Ten to Eight, just too late

My watch reads ten to eight;
Just ten minutes until
This poor lover will stand in the
Cold and rain,
Waiting in vain for his love…

In my hand
The words smudged by ink-
Or tears?
Pieces of this stranger’a heart
Scattered on the page
In such a hasty hand

Yet his hopes were crushed-
Not by his love-
But by fate,
Or is it destiny?
The cruel gods pushed his letter,
To the rain soaked pavement,
Only to be read by me;
Simply a stranger, whom it does not belong to .

Writing101 challenge

Faulty Humans and Frill-less Love

Today, write about anything — but you must write for exactly ten minutes, no more, no less.

Something that I can feel okay about being confused about, because it even confuses science is love.

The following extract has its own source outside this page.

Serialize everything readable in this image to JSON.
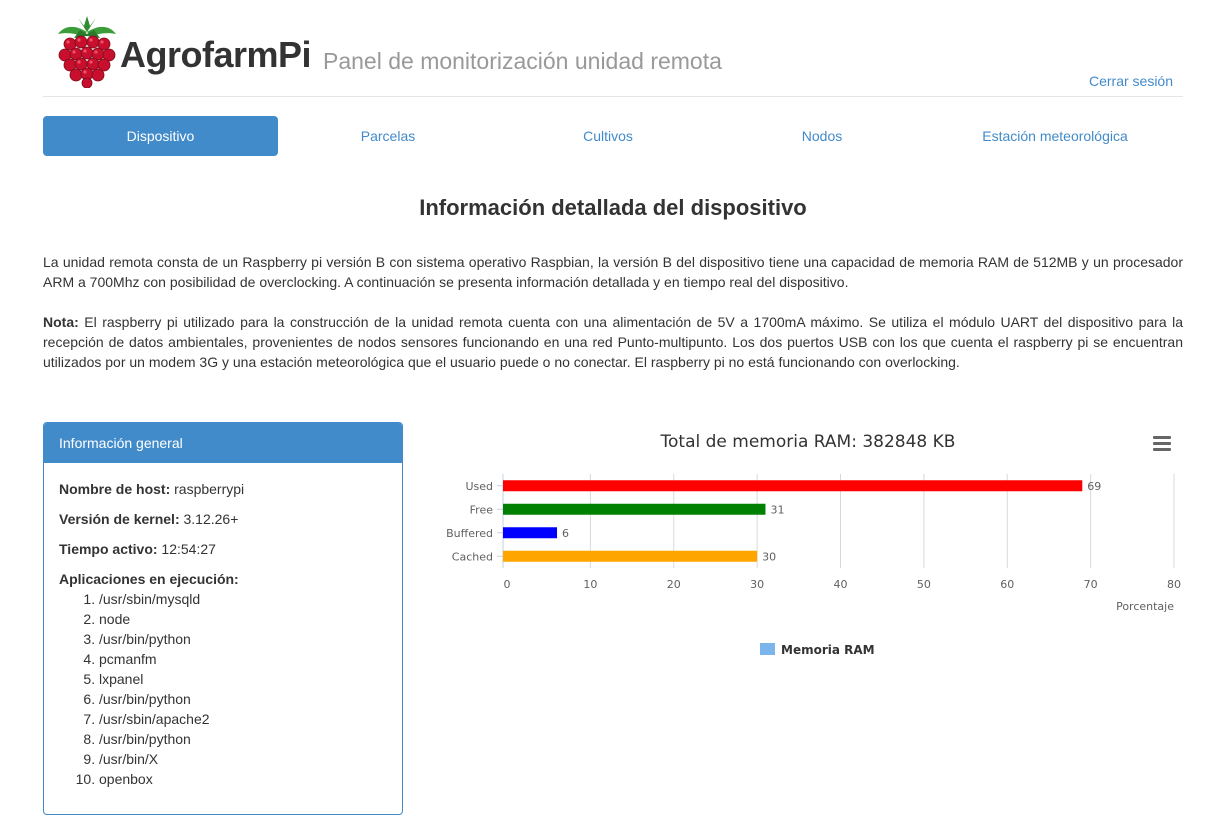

Love is complicated, hard, amazing, so many things. Relationships are so intricate, even just with acquaintances. You never know how someone else really feels about you, and you have to trust that they are showing their honest, true self. So many people don’t even know that people have feelings for them, or are even in love with them. And then there’s the meaning of being ‘in love’. Some people take the meaning too lightly, some become obsessed and crazed.

Feelings are so difficult because they are often out of your control. You can’t stop yourself from being affected by things, it’s just natural. Yes, you can repress your emotions and hide them from others. That’s another complication. We only see a snapshot of someone’s life and sometimes we  judge them too heavily on that tiny part of their life, we assume, we create false images and ideas.

Humans have so many faults! How do so many people fall in love with someone that has done so many bad things?

Because they are human, and faults make up our lives, and build us into stronger versions of ourselves.

I think love is beautiful. The raw, real love that doesn’t need cheesy songs or any sort of frills. Just two people that like each other’s faults more than anyone else.

We hear of these happy stories of true love and cute old couples that have spent their lives together. I just want that. Even if it’s not for very long. Doesn’t everyone want that?

It makes me sad because the people that lie and cheat are just winding the tangle of lives and faults so that the people that are meant for each other have more trouble finding each other.

Love ramble over…